The entries should be restated word for word.

"""

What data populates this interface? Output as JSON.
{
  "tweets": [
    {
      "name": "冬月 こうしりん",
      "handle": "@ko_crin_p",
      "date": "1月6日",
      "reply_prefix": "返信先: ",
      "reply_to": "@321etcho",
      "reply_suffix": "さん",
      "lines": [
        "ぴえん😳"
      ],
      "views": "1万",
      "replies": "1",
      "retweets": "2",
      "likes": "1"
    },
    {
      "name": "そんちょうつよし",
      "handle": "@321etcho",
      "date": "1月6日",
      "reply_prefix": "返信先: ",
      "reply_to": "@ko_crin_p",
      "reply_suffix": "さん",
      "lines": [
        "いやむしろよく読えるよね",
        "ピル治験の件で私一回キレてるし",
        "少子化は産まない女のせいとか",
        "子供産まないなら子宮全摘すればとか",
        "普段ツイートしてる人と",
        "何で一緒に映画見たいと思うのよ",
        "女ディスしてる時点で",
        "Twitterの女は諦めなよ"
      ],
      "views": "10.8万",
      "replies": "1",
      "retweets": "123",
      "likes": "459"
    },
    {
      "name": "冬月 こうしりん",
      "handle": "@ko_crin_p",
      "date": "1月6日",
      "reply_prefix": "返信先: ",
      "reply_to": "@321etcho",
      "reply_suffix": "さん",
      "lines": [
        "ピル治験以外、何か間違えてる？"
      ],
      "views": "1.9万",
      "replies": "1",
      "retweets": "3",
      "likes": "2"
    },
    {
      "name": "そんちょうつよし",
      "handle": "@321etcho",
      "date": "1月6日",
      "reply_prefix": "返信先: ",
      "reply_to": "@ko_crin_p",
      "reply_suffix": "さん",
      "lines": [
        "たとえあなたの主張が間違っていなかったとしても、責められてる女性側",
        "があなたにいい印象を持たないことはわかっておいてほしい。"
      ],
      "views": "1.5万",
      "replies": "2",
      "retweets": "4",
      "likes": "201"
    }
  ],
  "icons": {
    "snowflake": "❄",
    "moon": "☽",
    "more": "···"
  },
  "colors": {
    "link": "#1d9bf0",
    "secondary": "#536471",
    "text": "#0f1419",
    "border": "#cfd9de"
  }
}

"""

# Answer section
What data populates this interface? Output as JSON.
{
  "tweets": [
    {
      "name": "冬月 こうしりん",
      "handle": "@ko_crin_p",
      "date": "1月6日",
      "reply_prefix": "返信先: ",
      "reply_to": "@321etcho",
      "reply_suffix": "さん",
      "lines": [
        "ぴえん😳"
      ],
      "views": "1万",
      "replies": "1",
      "retweets": "2",
      "likes": "1"
    },
    {
      "name": "そんちょうつよし",
      "handle": "@321etcho",
      "date": "1月6日",
      "reply_prefix": "返信先: ",
      "reply_to": "@ko_crin_p",
      "reply_suffix": "さん",
      "lines": [
        "いやむしろよく読えるよね",
        "ピル治験の件で私一回キレてるし",
        "少子化は産まない女のせいとか",
        "子供産まないなら子宮全摘すればとか",
        "普段ツイートしてる人と",
        "何で一緒に映画見たいと思うのよ",
        "女ディスしてる時点で",
        "Twitterの女は諦めなよ"
      ],
      "views": "10.8万",
      "replies": "1",
      "retweets": "123",
      "likes": "459"
    },
    {
      "name": "冬月 こうしりん",
      "handle": "@ko_crin_p",
      "date": "1月6日",
      "reply_prefix": "返信先: ",
      "reply_to": "@321etcho",
      "reply_suffix": "さん",
      "lines": [
        "ピル治験以外、何か間違えてる？"
      ],
      "views": "1.9万",
      "replies": "1",
      "retweets": "3",
      "likes": "2"
    },
    {
      "name": "そんちょうつよし",
      "handle": "@321etcho",
      "date": "1月6日",
      "reply_prefix": "返信先: ",
      "reply_to": "@ko_crin_p",
      "reply_suffix": "さん",
      "lines": [
        "たとえあなたの主張が間違っていなかったとしても、責められてる女性側",
        "があなたにいい印象を持たないことはわかっておいてほしい。"
      ],
      "views": "1.5万",
      "replies": "2",
      "retweets": "4",
      "likes": "201"
    }
  ],
  "icons": {
    "snowflake": "❄",
    "moon": "☽",
    "more": "···"
  },
  "colors": {
    "link": "#1d9bf0",
    "secondary": "#536471",
    "text": "#0f1419",
    "border": "#cfd9de"
  }
}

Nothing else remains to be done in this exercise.